Now the sunflowers look better than ever, bringing a smile to everyone who sees them.
"It was really fun," says Sasha. "I felt really good after we did it."
"It makes me proud to admire my work every time every time I pass by," says Emma.
As for Dawn, she's already at work on another public knitting project: a sweater for a signpost around the corner from Discount Fabrics on Ashby and San Pablo.
"I don't have a timeline; I do it when I can and when I feel like it," she says. "But the post isn't very large, so I don't think it will take long."
And she's grateful to the folks at Sticky Art Lab.
"It's a wonderful place, with great afterschool programs and summer camps. And they are wonderful people, as attested to by the fact that they repaired my flowers."

Garden of Memory

(Above: Luciano Chessa playing the musical saw at  the 2012 Garden of Memory)

One day 20 years ago, Berkeley pianist Sarah Cahill, one of the best known exponents of New Music, took a break from performing to write a newspaper story about the most exotic restrooms in the East Bay. One of the places she checked out was the Chapel of the Chimes in North Oakland. It's a columbarium, a repository for the ashes of the dead, including bluesman John Lee Hooker, baseball star Dick "Rowdy Richard" Bartell, and Raiders boss Al Davis.
The restroom turned out to be nothing special, but the rest of the building – oh my! It was designed by Julia Morgan, and if you've ever seen Hearst Castle, you know that Morgan was in love with Gothic architecture. The Chapel of the Chimes features pointed arches, vaulted ceilings, fountains, gardens and – above all – stained glass everywhere. The result is a magical ballet of ever-shifting patterns of light and color.
"To hear the rippling of the water in the fountains, smell the blooming gardenias, see the glow of warm light coming through the stained glass windows and skylights - it's a place where you enter and you can't help but start exploring because it's a real wonderland that beckons you inwards," says Cahill.
Then she got a brilliant idea: What a great place this would make for a concert! Or, rather, 45 different concerts going on simultaneously. She put a different musician in each room and invited people to take in as much (or as little) of each performance as they like, then move on to the next room and a completely different experience.
And here's the most brilliant part: She decided to hold the concert on the Summer Solstice, the longest day of the year, to take advantage of all the sunlight.

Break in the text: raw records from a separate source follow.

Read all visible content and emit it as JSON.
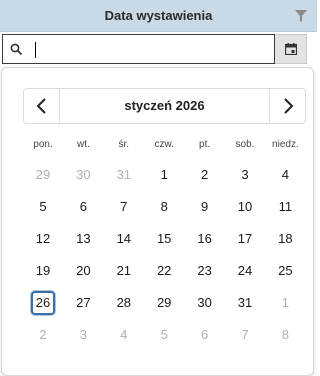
{
  "header": {
    "title": "Data wystawienia"
  },
  "search": {
    "value": ""
  },
  "calendar": {
    "month_label": "styczeń 2026",
    "weekdays": [
      "pon.",
      "wt.",
      "śr.",
      "czw.",
      "pt.",
      "sob.",
      "niedz."
    ],
    "weeks": [
      [
        {
          "d": "29",
          "o": true
        },
        {
          "d": "30",
          "o": true
        },
        {
          "d": "31",
          "o": true
        },
        {
          "d": "1"
        },
        {
          "d": "2"
        },
        {
          "d": "3"
        },
        {
          "d": "4"
        }
      ],
      [
        {
          "d": "5"
        },
        {
          "d": "6"
        },
        {
          "d": "7"
        },
        {
          "d": "8"
        },
        {
          "d": "9"
        },
        {
          "d": "10"
        },
        {
          "d": "11"
        }
      ],
      [
        {
          "d": "12"
        },
        {
          "d": "13"
        },
        {
          "d": "14"
        },
        {
          "d": "15"
        },
        {
          "d": "16"
        },
        {
          "d": "17"
        },
        {
          "d": "18"
        }
      ],
      [
        {
          "d": "19"
        },
        {
          "d": "20"
        },
        {
          "d": "21"
        },
        {
          "d": "22"
        },
        {
          "d": "23"
        },
        {
          "d": "24"
        },
        {
          "d": "25"
        }
      ],
      [
        {
          "d": "26",
          "today": true
        },
        {
          "d": "27"
        },
        {
          "d": "28"
        },
        {
          "d": "29"
        },
        {
          "d": "30"
        },
        {
          "d": "31"
        },
        {
          "d": "1",
          "o": true
        }
      ],
      [
        {
          "d": "2",
          "o": true
        },
        {
          "d": "3",
          "o": true
        },
        {
          "d": "4",
          "o": true
        },
        {
          "d": "5",
          "o": true
        },
        {
          "d": "6",
          "o": true
        },
        {
          "d": "7",
          "o": true
        },
        {
          "d": "8",
          "o": true
        }
      ]
    ]
  },
  "colors": {
    "header_bg": "#c9d9e6",
    "today_border": "#3a6fa8",
    "other_month": "#b0b0b0"
  }
}
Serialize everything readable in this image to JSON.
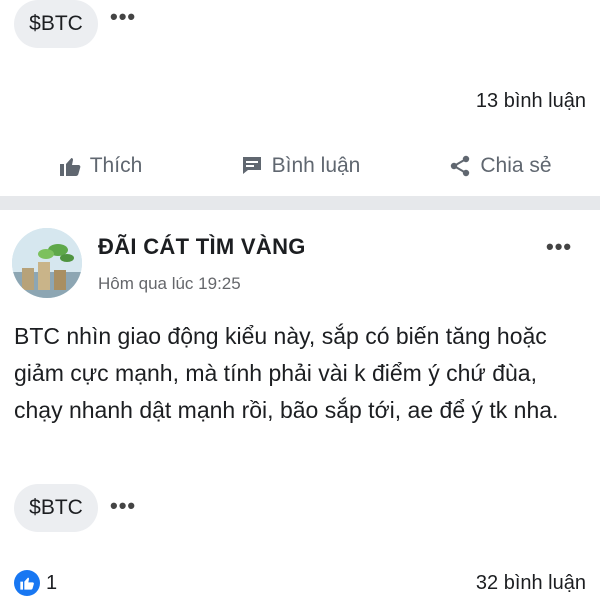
{
  "top_post": {
    "tag": "$BTC",
    "comment_count": "13 bình luận"
  },
  "actions": {
    "like": "Thích",
    "comment": "Bình luận",
    "share": "Chia sẻ"
  },
  "post": {
    "author": "ĐÃI CÁT TÌM VÀNG",
    "time": "Hôm qua lúc 19:25",
    "body": "BTC nhìn giao động kiểu này, sắp có biến tăng hoặc giảm cực mạnh, mà tính phải vài k điểm ý chứ đùa, chạy nhanh dật mạnh rồi, bão sắp tới, ae để ý tk nha.",
    "tag": "$BTC",
    "like_count": "1",
    "comment_count": "32 bình luận"
  },
  "colors": {
    "accent": "#1877f2",
    "divider": "#e6e8eb",
    "chip": "#eceef1"
  }
}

It was an immediate hit, and 20 years later the event, called Garden of Memory, is going stronger than ever. This year's concert will be on June 21 and will feature 45 different performances ranging from quirky to bizarre. It's musicians at play, having fun doing what they do best – making music.

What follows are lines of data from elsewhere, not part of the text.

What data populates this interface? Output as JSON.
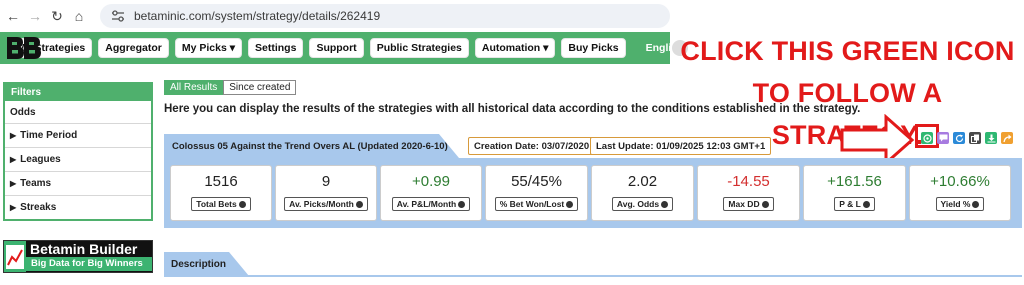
{
  "browser": {
    "url": "betaminic.com/system/strategy/details/262419",
    "nav": {
      "back": "←",
      "forward": "→",
      "reload": "↻",
      "home": "⌂"
    }
  },
  "menu": {
    "items": [
      "My Strategies",
      "Aggregator",
      "My Picks ▾",
      "Settings",
      "Support",
      "Public Strategies",
      "Automation ▾",
      "Buy Picks"
    ],
    "language": "English"
  },
  "callout": {
    "line1": "CLICK THIS GREEN ICON",
    "line2": "TO FOLLOW A STRATEGY."
  },
  "filters": {
    "title": "Filters",
    "rows": [
      {
        "label": "Odds",
        "expandable": false
      },
      {
        "label": "Time Period",
        "expandable": true
      },
      {
        "label": "Leagues",
        "expandable": true
      },
      {
        "label": "Teams",
        "expandable": true
      },
      {
        "label": "Streaks",
        "expandable": true
      }
    ]
  },
  "builder": {
    "title": "Betamin Builder",
    "tagline": "Big Data for Big Winners"
  },
  "tabs": {
    "all_results": "All Results",
    "since_created": "Since created"
  },
  "intro": "Here you can display the results of the strategies with all historical data according to the conditions established in the strategy.",
  "strategy": {
    "title": "Colossus 05 Against the Trend Overs AL (Updated 2020-6-10)",
    "creation_date": "Creation Date: 03/07/2020",
    "last_update": "Last Update: 01/09/2025 12:03 GMT+1"
  },
  "actions": [
    {
      "name": "follow-button",
      "icon": "follow-icon",
      "color": "#2eb872"
    },
    {
      "name": "message-button",
      "icon": "comment-icon",
      "color": "#a77be0"
    },
    {
      "name": "refresh-button",
      "icon": "refresh-icon",
      "color": "#2b8ad8"
    },
    {
      "name": "copy-button",
      "icon": "copy-icon",
      "color": "#4a4a4a"
    },
    {
      "name": "download-button",
      "icon": "download-icon",
      "color": "#2eb872"
    },
    {
      "name": "share-button",
      "icon": "share-icon",
      "color": "#f0a030"
    }
  ],
  "stats": [
    {
      "value": "1516",
      "label": "Total Bets",
      "color": "#222222"
    },
    {
      "value": "9",
      "label": "Av. Picks/Month",
      "color": "#222222"
    },
    {
      "value": "+0.99",
      "label": "Av. P&L/Month",
      "color": "#2e7d32"
    },
    {
      "value": "55/45%",
      "label": "% Bet Won/Lost",
      "color": "#222222"
    },
    {
      "value": "2.02",
      "label": "Avg. Odds",
      "color": "#222222"
    },
    {
      "value": "-14.55",
      "label": "Max DD",
      "color": "#d32f2f"
    },
    {
      "value": "+161.56",
      "label": "P & L",
      "color": "#2e7d32"
    },
    {
      "value": "+10.66%",
      "label": "Yield %",
      "color": "#2e7d32"
    }
  ],
  "description": {
    "title": "Description"
  }
}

Among this year's lineup:
·                     In the Garden of St. Mark: Mills College music professor Maggi Payne playing theremins (think of the end of "Good Vibrations") and inviting kids in the audience to join in.
·                     In The Chapel of Patience: Henry Kaiser (grandson of industrialist Henry J. Kaiser, who is buried next door at Mountain View Cemetery) and Norwegian guitarist Knut Reiersrud playing electric guitars while Kaiser's wife Brandi Gale, a synesthete (meaning she sees vivid colors in her mind when she hears music), makes spontaneous paintings as she listens to them play.
·                     And in The Sanctuary: 25-year-old composer Dylan Mattingly, who began attending these concerts with his parents when he was a little kid, playing improvisations influenced by bluegrass and the microtonal choral music of Polynesia with his old friends from Berkeley High, violinists Eli Wirtschafter and Alex Fager.
The Chapel of the Chimes is at 4499 Piedmont Avenue. The music starts at 5 p.m. and will go on until the last of the light filters through the windows at 9. Tickets are $15 general, $10 for students and seniors, and $5 for kids. It's the coolest concert of the year, a Black & White Ball for Bohemians. Be there or be square.